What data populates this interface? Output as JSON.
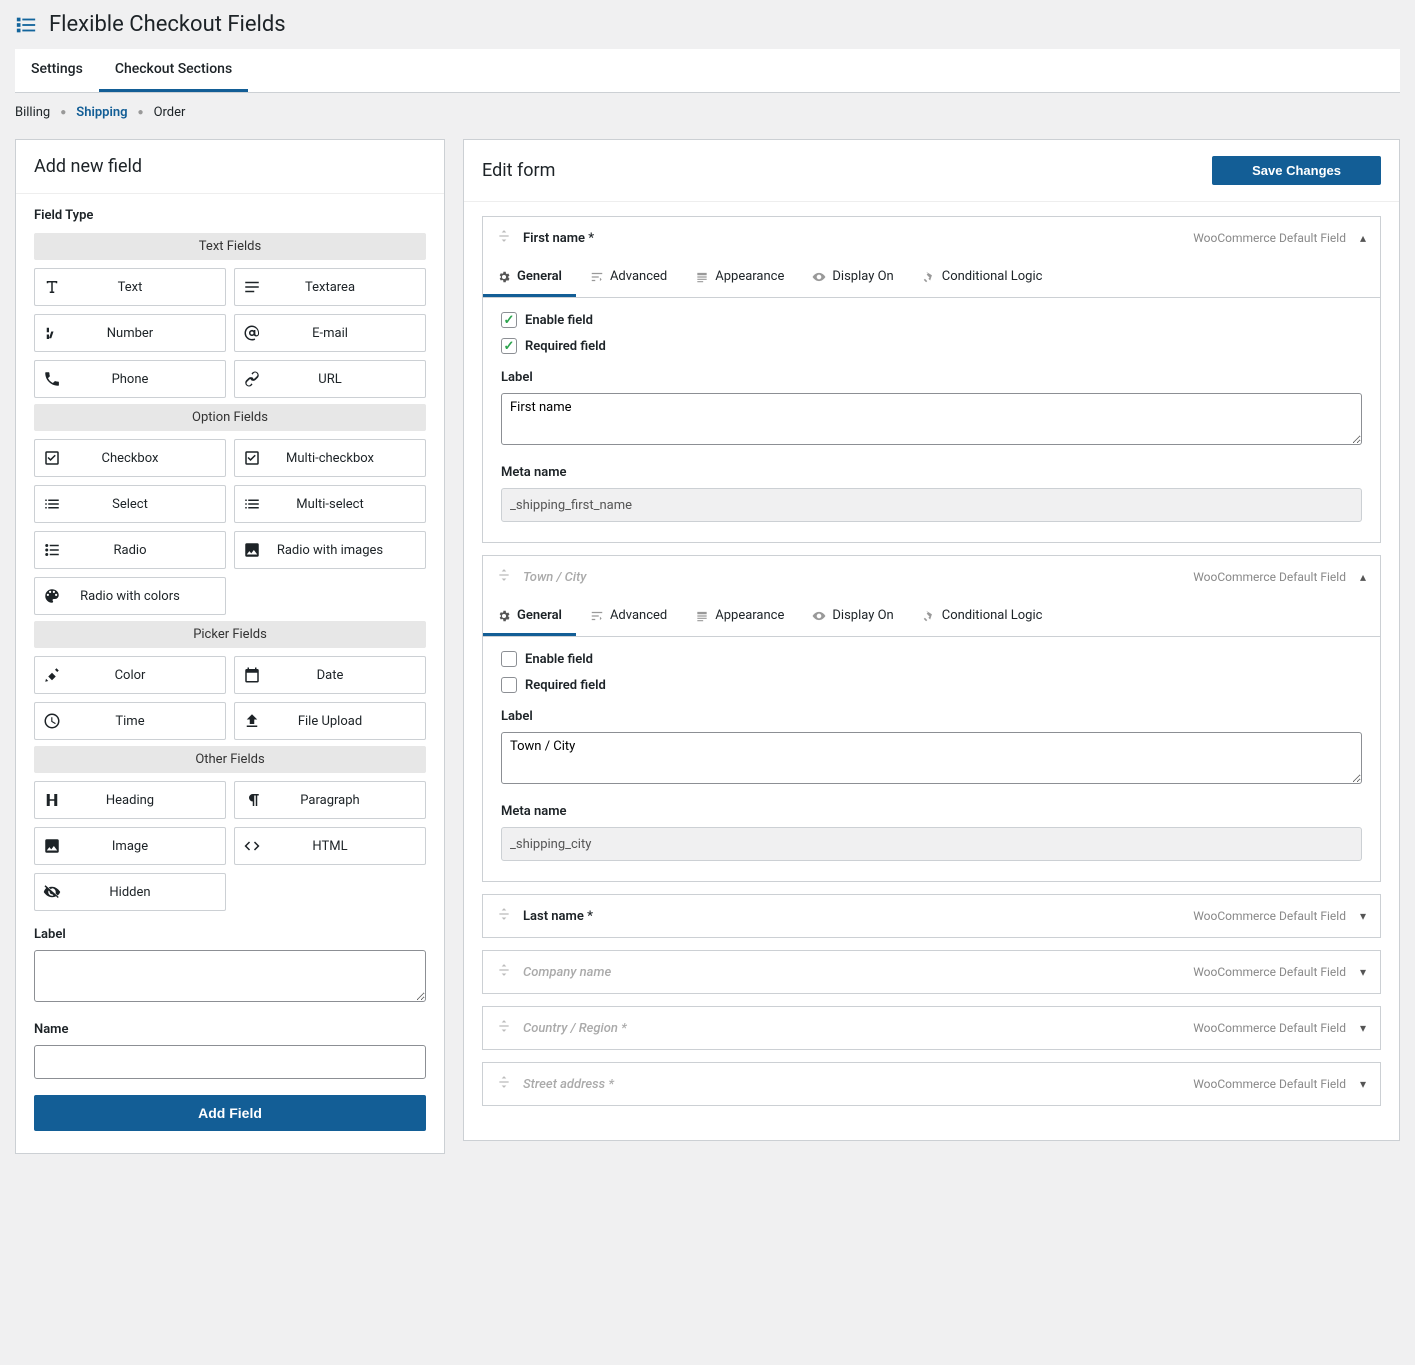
{
  "page_title": "Flexible Checkout Fields",
  "main_tabs": [
    "Settings",
    "Checkout Sections"
  ],
  "main_tabs_active": 1,
  "sub_tabs": [
    "Billing",
    "Shipping",
    "Order"
  ],
  "sub_tabs_active": 1,
  "left": {
    "title": "Add new field",
    "field_type_label": "Field Type",
    "groups": [
      {
        "name": "Text Fields",
        "types": [
          {
            "label": "Text",
            "icon": "text"
          },
          {
            "label": "Textarea",
            "icon": "textarea"
          },
          {
            "label": "Number",
            "icon": "number"
          },
          {
            "label": "E-mail",
            "icon": "email"
          },
          {
            "label": "Phone",
            "icon": "phone"
          },
          {
            "label": "URL",
            "icon": "url"
          }
        ]
      },
      {
        "name": "Option Fields",
        "types": [
          {
            "label": "Checkbox",
            "icon": "checkbox"
          },
          {
            "label": "Multi-checkbox",
            "icon": "multicheck"
          },
          {
            "label": "Select",
            "icon": "select"
          },
          {
            "label": "Multi-select",
            "icon": "multiselect"
          },
          {
            "label": "Radio",
            "icon": "radio"
          },
          {
            "label": "Radio with images",
            "icon": "radioimg"
          },
          {
            "label": "Radio with colors",
            "icon": "radiocol"
          }
        ]
      },
      {
        "name": "Picker Fields",
        "types": [
          {
            "label": "Color",
            "icon": "color"
          },
          {
            "label": "Date",
            "icon": "date"
          },
          {
            "label": "Time",
            "icon": "time"
          },
          {
            "label": "File Upload",
            "icon": "upload"
          }
        ]
      },
      {
        "name": "Other Fields",
        "types": [
          {
            "label": "Heading",
            "icon": "heading"
          },
          {
            "label": "Paragraph",
            "icon": "paragraph"
          },
          {
            "label": "Image",
            "icon": "image"
          },
          {
            "label": "HTML",
            "icon": "html"
          },
          {
            "label": "Hidden",
            "icon": "hidden"
          }
        ]
      }
    ],
    "label_label": "Label",
    "label_value": "",
    "name_label": "Name",
    "name_value": "",
    "add_button": "Add Field"
  },
  "right": {
    "title": "Edit form",
    "save_button": "Save Changes",
    "default_tag": "WooCommerce Default Field",
    "field_tabs": [
      "General",
      "Advanced",
      "Appearance",
      "Display On",
      "Conditional Logic"
    ],
    "labels": {
      "enable": "Enable field",
      "required": "Required field",
      "label": "Label",
      "meta": "Meta name"
    },
    "fields": [
      {
        "title": "First name",
        "required_star": true,
        "muted": false,
        "expanded": true,
        "enable": true,
        "required": true,
        "label_value": "First name",
        "meta": "_shipping_first_name"
      },
      {
        "title": "Town / City",
        "required_star": false,
        "muted": true,
        "expanded": true,
        "enable": false,
        "required": false,
        "label_value": "Town / City",
        "meta": "_shipping_city"
      },
      {
        "title": "Last name",
        "required_star": true,
        "muted": false,
        "expanded": false
      },
      {
        "title": "Company name",
        "required_star": false,
        "muted": true,
        "expanded": false
      },
      {
        "title": "Country / Region",
        "required_star": true,
        "muted": true,
        "expanded": false
      },
      {
        "title": "Street address",
        "required_star": true,
        "muted": true,
        "expanded": false
      }
    ]
  }
}
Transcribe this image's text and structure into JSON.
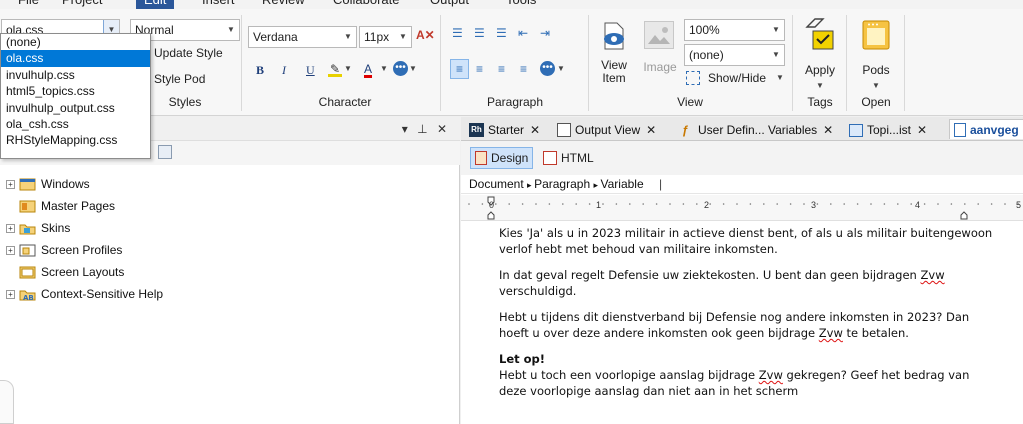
{
  "menubar": {
    "items": [
      "File",
      "Project",
      "Edit",
      "Insert",
      "Review",
      "Collaborate",
      "Output",
      "Tools"
    ],
    "active": "Edit"
  },
  "styles_group": {
    "stylesheet_value": "ola.css",
    "style_value": "Normal",
    "update_style_label": "Update Style",
    "style_pod_label": "Style Pod",
    "label": "Styles"
  },
  "stylesheet_dropdown": {
    "options": [
      "(none)",
      "ola.css",
      "invulhulp.css",
      "html5_topics.css",
      "invulhulp_output.css",
      "ola_csh.css",
      "RHStyleMapping.css"
    ],
    "selected_index": 1
  },
  "character_group": {
    "font_value": "Verdana",
    "size_value": "11px",
    "bold": "B",
    "italic": "I",
    "underline": "U",
    "label": "Character"
  },
  "paragraph_group": {
    "label": "Paragraph"
  },
  "view_group": {
    "view_item_label": "View\nItem",
    "image_label": "Image",
    "zoom_value": "100%",
    "none_value": "(none)",
    "show_hide_label": "Show/Hide",
    "label": "View"
  },
  "tags_group": {
    "apply_label": "Apply",
    "label": "Tags"
  },
  "open_group": {
    "pods_label": "Pods",
    "label": "Open"
  },
  "left_pane": {
    "tree": [
      {
        "label": "Windows",
        "expander": "+"
      },
      {
        "label": "Master Pages",
        "expander": ""
      },
      {
        "label": "Skins",
        "expander": "+"
      },
      {
        "label": "Screen Profiles",
        "expander": "+"
      },
      {
        "label": "Screen Layouts",
        "expander": ""
      },
      {
        "label": "Context-Sensitive Help",
        "expander": "+"
      }
    ],
    "pin_glyph": "▾ ⊥ ✕"
  },
  "tabs": [
    {
      "label": "Starter"
    },
    {
      "label": "Output View"
    },
    {
      "label": "User Defin... Variables"
    },
    {
      "label": "Topi...ist"
    },
    {
      "label": "aanvgeg"
    }
  ],
  "view_tabs": {
    "design": "Design",
    "html": "HTML"
  },
  "breadcrumbs": [
    "Document",
    "Paragraph",
    "Variable"
  ],
  "ruler_numbers": [
    "0",
    "1",
    "2",
    "3",
    "4",
    "5"
  ],
  "content": {
    "p1": "Kies 'Ja' als u in 2023 militair in actieve dienst bent, of als u als militair buitengewoon verlof hebt met behoud van militaire inkomsten.",
    "p2_a": "In dat geval regelt Defensie uw ziektekosten. U bent dan geen bijdragen ",
    "p2_b": "Zvw",
    "p2_c": " verschuldigd.",
    "p3_a": "Hebt u tijdens dit dienstverband bij Defensie nog andere inkomsten in 2023? Dan hoeft u over deze andere inkomsten ook geen bijdrage ",
    "p3_b": "Zvw",
    "p3_c": " te betalen.",
    "heading": "Let op!",
    "p4_a": "Hebt u toch een voorlopige aanslag bijdrage ",
    "p4_b": "Zvw",
    "p4_c": " gekregen? Geef het bedrag van deze voorlopige aanslag dan niet aan in het scherm"
  },
  "colors": {
    "accent": "#2b579a",
    "selection": "#0078d7",
    "tab_active_text": "#1a4f9c"
  }
}
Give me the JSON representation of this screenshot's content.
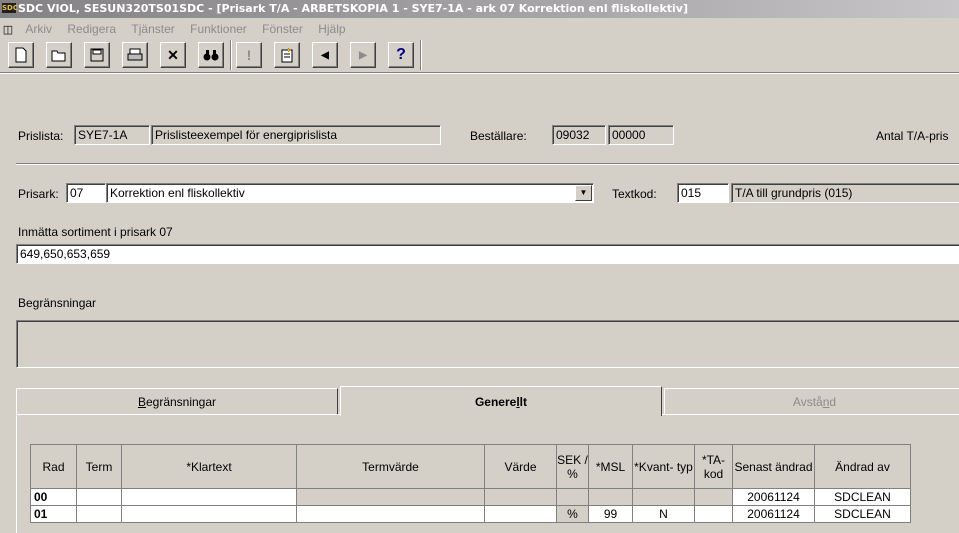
{
  "window": {
    "logo": "SDC",
    "title": "SDC VIOL, SESUN320TS01SDC - [Prisark T/A - ARBETSKOPIA 1 - SYE7-1A - ark 07 Korrektion enl fliskollektiv]"
  },
  "menu": [
    "Arkiv",
    "Redigera",
    "Tjänster",
    "Funktioner",
    "Fönster",
    "Hjälp"
  ],
  "toolbar": {
    "new": "new-document-icon",
    "open": "open-folder-icon",
    "save": "save-icon",
    "print": "print-icon",
    "delete": "delete-x-icon",
    "find": "binoculars-icon",
    "alert": "exclamation-icon",
    "notes": "notes-icon",
    "prev": "prev-arrow-icon",
    "next": "next-arrow-icon",
    "help": "help-icon",
    "delete_glyph": "✕",
    "alert_glyph": "!",
    "prev_glyph": "◀",
    "next_glyph": "▶",
    "help_glyph": "?"
  },
  "header": {
    "prislista_label": "Prislista:",
    "prislista_code": "SYE7-1A",
    "prislista_name": "Prislisteexempel för energiprislista",
    "bestallare_label": "Beställare:",
    "bestallare_1": "09032",
    "bestallare_2": "00000",
    "antal_label": "Antal T/A-pris"
  },
  "prisark": {
    "label": "Prisark:",
    "number": "07",
    "name": "Korrektion enl fliskollektiv",
    "textkod_label": "Textkod:",
    "textkod": "015",
    "textkod_text": "T/A till grundpris (015)"
  },
  "sortiment": {
    "label": "Inmätta sortiment i prisark 07",
    "value": "649,650,653,659"
  },
  "begransningar": {
    "label": "Begränsningar",
    "value": ""
  },
  "tabs": [
    {
      "pre": "",
      "u": "B",
      "post": "egränsningar"
    },
    {
      "pre": "Genere",
      "u": "l",
      "post": "lt"
    },
    {
      "pre": "Avstå",
      "u": "n",
      "post": "d"
    }
  ],
  "grid": {
    "columns": [
      "Rad",
      "Term",
      "*Klartext",
      "Termvärde",
      "Värde",
      "SEK / %",
      "*MSL",
      "*Kvant- typ",
      "*TA- kod",
      "Senast ändrad",
      "Ändrad av"
    ],
    "rows": [
      {
        "rad": "00",
        "term": "",
        "klartext": "",
        "termvarde": "",
        "varde": "",
        "sek": "",
        "msl": "",
        "kvant": "",
        "ta": "",
        "senast": "20061124",
        "andrad": "SDCLEAN"
      },
      {
        "rad": "01",
        "term": "",
        "klartext": "",
        "termvarde": "",
        "varde": "",
        "sek": "%",
        "msl": "99",
        "kvant": "N",
        "ta": "",
        "senast": "20061124",
        "andrad": "SDCLEAN"
      }
    ]
  }
}
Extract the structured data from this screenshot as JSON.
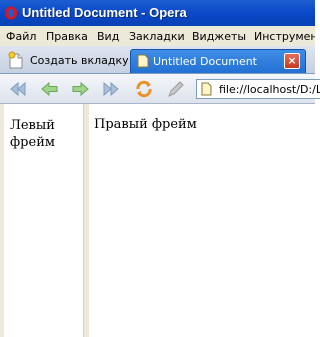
{
  "window": {
    "title": "Untitled Document - Opera"
  },
  "menu": [
    "Файл",
    "Правка",
    "Вид",
    "Закладки",
    "Виджеты",
    "Инструмент"
  ],
  "tabs": {
    "new_tab_label": "Создать вкладку",
    "active_tab_label": "Untitled Document",
    "close_symbol": "×"
  },
  "toolbar": {
    "buttons": [
      "rewind-icon",
      "back-icon",
      "forward-icon",
      "fast-forward-icon",
      "reload-icon",
      "edit-icon"
    ],
    "address": "file://localhost/D:/LE"
  },
  "frames": {
    "left_text": "Левый фрейм",
    "right_text": "Правый фрейм"
  },
  "colors": {
    "title_bar": "#0a46c8",
    "active_tab": "#2f80de",
    "tab_close": "#d9503a",
    "chrome_bg": "#ece9d8"
  }
}
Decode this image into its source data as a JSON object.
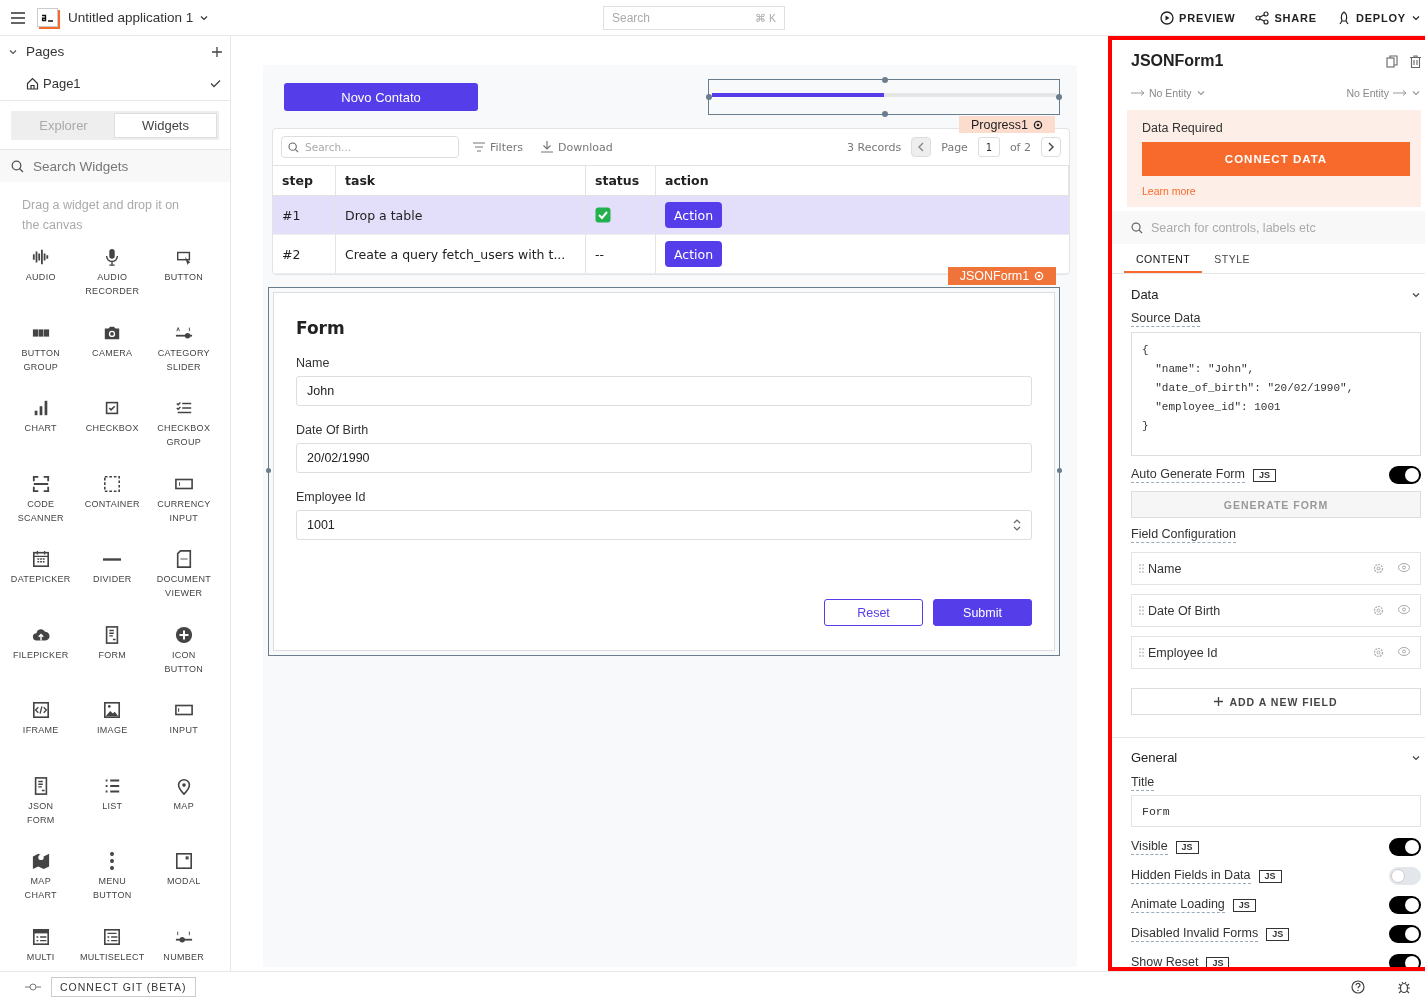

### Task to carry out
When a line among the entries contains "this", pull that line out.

### Result below
What data populates this interface? Output as JSON.
Transcribe this image's text and structure into JSON.
Give me the JSON representation of this screenshot's content.
Extract the structured data from this screenshot as JSON.
Decode this image into its source data as a JSON object.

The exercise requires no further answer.